- Very nervous and excitable.
- A fast heartbeat.
- A heartbeat that does not feel normal.
- Trouble controlling body movements.
- Change in eyesight.
- Dark urine.
- Not able to pass urine or change in how much urine is passed.
- Muscle pain or weakness.
- For males, erections (hard penis) that happen often or that last a long time.
- Change in color of hands or feet from pale to blue or red.
- Numbness, pain, tingling, or cold feeling of the hands or feet.
- Any sores or wounds on the fingers or toes.
- Sudden deaths have happened with this drug in people with heart problems or heart defects. Stroke and heart attack have also happened in adults taking this drug. Call the doctor right away if your child has a change in strength on 1 side that is greater than the other, trouble speaking or thinking, change in balance, drooping on 1 side of the face, change in eyesight, chest pain or pressure, shortness of breath, or very bad dizziness or passing out.
- New or worse behavior and mood changes like change in thinking, anger, and hallucinations have happened with this drug. Tell the doctor if your child or a family member has any mental or mood problems like low mood (depression) or bipolar illness, or if a family member has killed themselves. Call the doctor right away if your child has hallucinations; change in the way your child acts; or signs of mood changes like low mood (depression), thoughts of killing him/herself, nervousness, emotional ups and downs, thinking that is not normal, anxiety, or lack of interest in life.
- A very bad and sometimes deadly health problem called serotonin syndrome may happen if your child takes this drug with drugs for depression, migraines, or certain other drugs. Call the doctor right away if your child has agitation; change in balance; confusion; hallucinations; fever; fast or abnormal heartbeat; flushing; muscle twitching or stiffness; seizures; shivering or shaking; sweating a lot; very bad diarrhea, upset stomach, or throwing up; or very bad headache.
If your child is or may be sexually active:
- Not able to get or keep an erection.
- Change in sex interest.
- Dry mouth.
- Not hungry.
- Not able to sleep.
- Hard stools (constipation).
- Loose stools (diarrhea).
- Weight loss.
- Upset stomach.
- Bad taste in your child’s mouth.
- Give early in the day to help prevent sleep problems.
- Give this drug with or without food.
- Avoid giving this drug with fruit juice.
- Give this drug at the same time of day.
- To gain the most benefit, do not miss giving your child doses.
- Measure liquid doses carefully. Use the measuring device that comes with this drug. If there is none, ask the pharmacist for a device to measure this drug.

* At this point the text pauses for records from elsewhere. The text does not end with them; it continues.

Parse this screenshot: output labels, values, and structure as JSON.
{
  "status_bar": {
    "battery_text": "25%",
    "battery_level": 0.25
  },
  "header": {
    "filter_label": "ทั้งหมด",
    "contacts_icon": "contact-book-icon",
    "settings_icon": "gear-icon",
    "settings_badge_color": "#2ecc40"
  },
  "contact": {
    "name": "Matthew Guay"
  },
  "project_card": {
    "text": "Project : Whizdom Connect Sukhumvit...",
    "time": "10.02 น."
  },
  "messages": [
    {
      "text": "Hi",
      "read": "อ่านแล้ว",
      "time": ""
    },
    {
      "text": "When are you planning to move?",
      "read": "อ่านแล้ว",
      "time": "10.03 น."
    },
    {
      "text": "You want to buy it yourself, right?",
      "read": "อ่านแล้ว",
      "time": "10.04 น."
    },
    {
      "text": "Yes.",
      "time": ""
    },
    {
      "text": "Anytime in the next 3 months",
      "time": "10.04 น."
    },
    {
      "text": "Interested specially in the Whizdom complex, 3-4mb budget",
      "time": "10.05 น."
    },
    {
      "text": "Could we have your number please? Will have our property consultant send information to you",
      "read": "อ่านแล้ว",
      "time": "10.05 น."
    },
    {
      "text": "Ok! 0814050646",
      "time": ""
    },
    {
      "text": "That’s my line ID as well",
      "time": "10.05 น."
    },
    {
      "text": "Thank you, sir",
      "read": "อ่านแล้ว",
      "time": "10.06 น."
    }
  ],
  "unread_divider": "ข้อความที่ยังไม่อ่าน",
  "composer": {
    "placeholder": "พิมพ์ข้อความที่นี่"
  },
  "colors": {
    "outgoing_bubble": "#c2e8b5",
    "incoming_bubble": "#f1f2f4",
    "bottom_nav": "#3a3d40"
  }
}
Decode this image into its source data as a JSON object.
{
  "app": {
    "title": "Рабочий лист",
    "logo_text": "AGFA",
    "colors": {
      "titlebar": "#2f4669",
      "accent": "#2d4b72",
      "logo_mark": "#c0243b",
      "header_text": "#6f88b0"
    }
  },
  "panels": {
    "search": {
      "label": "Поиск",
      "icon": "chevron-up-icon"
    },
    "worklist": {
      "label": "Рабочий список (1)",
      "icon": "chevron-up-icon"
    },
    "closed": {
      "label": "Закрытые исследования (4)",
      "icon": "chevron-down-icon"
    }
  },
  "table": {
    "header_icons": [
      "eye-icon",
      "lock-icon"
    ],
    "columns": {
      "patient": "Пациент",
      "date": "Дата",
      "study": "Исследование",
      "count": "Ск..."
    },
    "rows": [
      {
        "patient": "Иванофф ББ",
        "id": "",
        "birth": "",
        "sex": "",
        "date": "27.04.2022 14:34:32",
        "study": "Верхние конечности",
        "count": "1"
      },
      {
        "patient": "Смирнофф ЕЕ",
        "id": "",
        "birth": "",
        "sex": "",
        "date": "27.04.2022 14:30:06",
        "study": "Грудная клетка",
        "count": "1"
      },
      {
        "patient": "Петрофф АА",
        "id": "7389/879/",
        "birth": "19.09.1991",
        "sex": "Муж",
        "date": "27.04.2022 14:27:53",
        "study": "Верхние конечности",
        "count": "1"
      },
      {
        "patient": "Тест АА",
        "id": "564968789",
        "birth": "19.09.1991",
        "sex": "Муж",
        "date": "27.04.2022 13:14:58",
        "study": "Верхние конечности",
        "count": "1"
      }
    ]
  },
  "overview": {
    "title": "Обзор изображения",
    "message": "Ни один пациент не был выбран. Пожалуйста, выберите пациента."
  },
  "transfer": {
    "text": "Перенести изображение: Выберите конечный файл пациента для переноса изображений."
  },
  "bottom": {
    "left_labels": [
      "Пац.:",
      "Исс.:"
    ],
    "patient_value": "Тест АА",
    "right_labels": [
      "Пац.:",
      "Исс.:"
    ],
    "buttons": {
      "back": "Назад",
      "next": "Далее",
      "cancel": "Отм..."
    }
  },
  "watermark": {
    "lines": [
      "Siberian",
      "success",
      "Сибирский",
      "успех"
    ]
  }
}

- Have your child swallow whole. Do not let your child chew, break, or crush.
- Give a missed dose as soon as you think about it.
- If it is close to the time for your child’s next dose, skip the missed dose and go back to your child’s normal time.
- Do not give 2 doses at the same time or extra doses.
- Store at room temperature.
- Protect from light.
- Store in a dry place. Do not store in a bathroom.
- Keep all drugs in a safe place. Keep all drugs out of the reach of children and pets.
- Throw away unused or expired drugs. Do not flush down a toilet or pour down a drain unless you are told to do so. Check with your pharmacist if you have questions about the best way to throw out drugs. There may be drug take-back programs in your area.
- If your child’s symptoms or health problems do not get better or if they become worse, call your child’s doctor.
- Do not share your child’s drug with others and do not give anyone else’s drug to your child.
- Keep a list of all your child’s drugs (prescription, natural products, vitamins, OTC) with you. Give this list to your child’s doctor.
- Talk with your child’s doctor before giving your child any new drug, including prescription or OTC, natural products, or vitamins.
- Some drugs may have another patient information leaflet. If you have any questions about this drug, please talk with your child’s doctor, nurse, pharmacist, or other health care provider.
- If you think there has been an overdose, call your poison control center or get medical care right away. Be ready to tell or show what was taken, how much, and when it happened.